The Australian Epilepsy Project: Amanda’s Story
Left to right: Professor Graeme Jackson and Amanda Anderson, a lived experience advocate with the Australian Epilepsy Project.
Amanda Anderson was 23 years old and out to lunch with friends when someone first noticed a sudden change in her demeanour, like she’d ’spaced out’ for a few seconds. She must have been daydreaming, they supposed. Then it happened again. Amanda had no explanation and no recall of what had happened.
When colleagues reported noticing her in similar ‘dream-like’ states, she was referred for an Electroencephalogram (EEG) to assess her brain’s electrical activity.
Amanda was shocked to discover that these momentary lapses of consciousness – known as focal seizures – were a result of electrical disturbances in localised networks in one side of her brain and a core symptom of epilepsy.
As in one third of cases, medication did not prove successful for Amanda. Despite her seizures becoming more severe, the cause couldn’t be identified.
“By this stage I had to give up my university studies because I couldn’t remember a lot of what I was learning. I couldn’t drive. I was experiencing mood swings and anger that I found hard to control as well as crushing fatigue. I had double vision for hours at a time and sometimes urinary incontinence. It was debilitating,” says Amanda.
“For most patients with epilepsy, this uncertainty in diagnosis and treatment is currently an unfortunate reality. Too often diagnosis and treatment are based on guesswork,” says Professor Graeme Jackson, Chief Investigator of the Australian Epilepsy Project.

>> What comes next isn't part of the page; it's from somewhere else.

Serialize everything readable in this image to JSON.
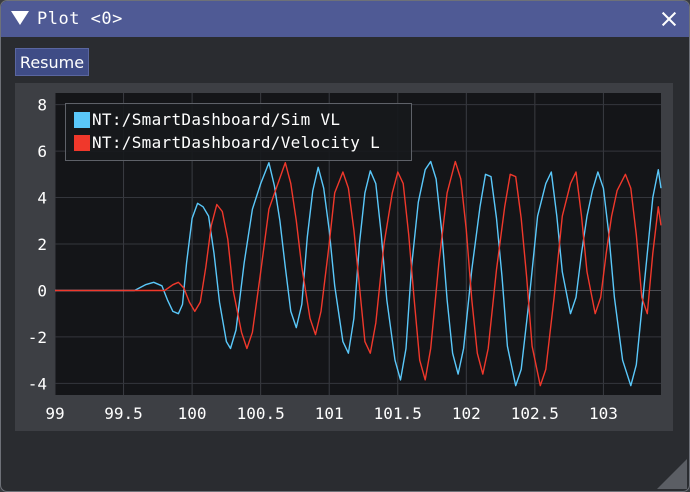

It took referral to Professor Berkovic, Director of the Epilepsy Research Centre at The Austin Hospital for Amanda to finally find hope that things could change for the better. Neurologists had discovered scar tissue on Amanda’s right temporal lobe during a repeat MRI. Professor Berkovic agreed this was the likely cause of her epilepsy and considered her a good candidate for surgery to resect this lesion in the hope it could significantly reduce her seizures.
Seven years after she first began experiencing seizures, Amanda had a Right Anterior Temporal Lobectomy at The Austin. Her seizures stopped – immediately.
“The freedom was fantastic; I had a newfound sense of control over my life. My son didn’t have to miss out on parties or playgroup anymore – I could go to these things confidently and independently, without fear of suffering a seizure.”
Amanda has since completed a degree in psychology, is a proud mum of two and now enjoys the stimulation and challenge of working life once again, this time for the Australian Epilepsy Project as a Lived Experience Advocate.
“The epilepsy team changed my life after years of uncertainty, trial and error, stress and fatigue.”
“Everyone living with the debilitating effects of epilepsy should have access to this world-leading care.”
For more information about the Australian Epilepsy Project visit: https://epilepsyproject.org.au/